The researchers turned their sights from CCl4 to acetaminophen, which uses a different means to damage liver cells. They investigated the protective effects of the forked fern extract against APAP. (Related: Rhubarb shows promise for treating chronic liver disease.)
The forked fern was collected from the wild. Methanol extracted from the plants. The extract was administered to mice in 5,000 milligrams per kilogram (mg/kg) dosage to determine acute toxicity.
Next up for determination were the liver-protecting properties of the extract. The normal control group received the delivery vehicle, the hepatotoxic control was administered acetaminophen, and the positive control received APAP and silymarin, a hepaprotective extract from milk thistle.
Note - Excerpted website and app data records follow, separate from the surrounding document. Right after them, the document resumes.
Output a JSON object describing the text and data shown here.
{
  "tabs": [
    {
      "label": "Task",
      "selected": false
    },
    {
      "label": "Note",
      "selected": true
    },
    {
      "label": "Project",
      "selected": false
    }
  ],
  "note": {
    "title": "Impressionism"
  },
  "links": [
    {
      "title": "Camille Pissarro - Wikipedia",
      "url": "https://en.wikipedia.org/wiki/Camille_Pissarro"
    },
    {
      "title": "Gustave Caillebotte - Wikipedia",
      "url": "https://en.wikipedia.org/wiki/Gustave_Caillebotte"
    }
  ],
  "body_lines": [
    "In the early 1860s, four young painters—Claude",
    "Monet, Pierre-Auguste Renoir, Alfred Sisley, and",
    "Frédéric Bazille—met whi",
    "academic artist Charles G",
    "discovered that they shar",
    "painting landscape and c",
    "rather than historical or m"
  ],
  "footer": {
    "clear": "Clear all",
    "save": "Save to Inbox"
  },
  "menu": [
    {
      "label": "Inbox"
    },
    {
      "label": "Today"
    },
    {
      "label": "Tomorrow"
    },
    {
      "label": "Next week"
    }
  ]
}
The last three groups were given 50, 250, and 500 mg/kg of methanolic extract alongside acetaminophen. They received pre-treatment solutions once per day for seven days before APAP was administered to them.
The UPM researchers drew blood from the treated rats. The animals were euthanized; their livers were examined for histopathology and the presence of endogenous enzymes that produce antioxidants in the liver.
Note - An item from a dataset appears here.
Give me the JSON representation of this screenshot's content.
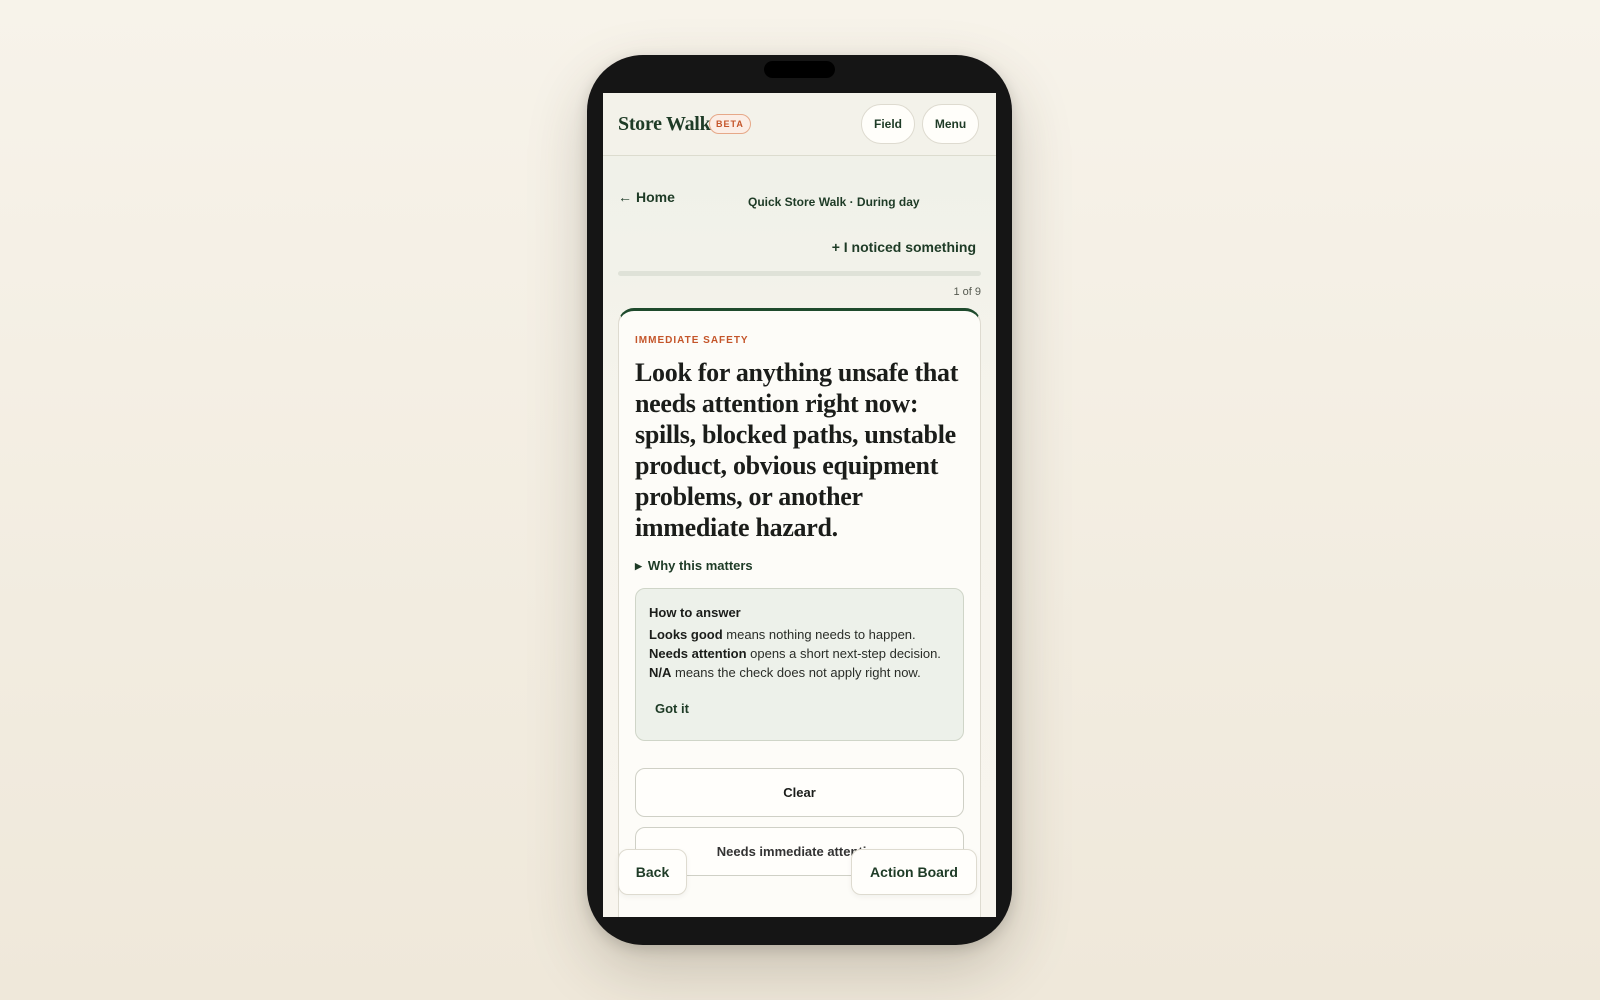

In addition, the methanolic extract from the forked fern was examined for any inhibitory effect on the lipoxygenase and xanthine oxide enzymes that produce inflammatory substances. Finally, ultra-high-pressure liquid chromatography (UHPLC), and gas chromatography-mass spectrology (GCMS) identified the bioactive compounds in the extract.
The UPM researchers reported that large amounts of the fern extract showed no toxic effects on mice. They did not lose weight or change behaviors, their blood and biochemical parameters remained normal, and their organs showed no lesions or pathological changes.
Hepatotoxic rats showed heavier livers and larger liver/body weight ratios. Pre-administration of the methanolic extract greatly decreased these gains. Silymarin pre-treatment achieved the same effects as the 50 mg/kg extract.
All doses of methanolic extract reduced the levels of ALT, AST, and ALP serum liver enzymes. Along with silymarin, they boosted the activity of the antioxidant-producing enzymes SOD and CAT in the liver, which broke down toxic free radicals that could damage liver cell membranes. The extract also reduced the amount of damage acetaminophen caused to liver cells.
Finally, the chromatographic analyses showed that the extract contained 48 volatile compounds. Some of these anti-inflammatory and antioxidant compounds might be the ones protecting the liver.
The UPM researchers believed their findings demonstrated the potential application of the methanolic extract from the Old World forked fern as a therapy method for repairing liver damage caused by acetaminophen overdose.
Read about more medicinal plants that protect your liver from toxic chemicals at NaturalMedicine.news.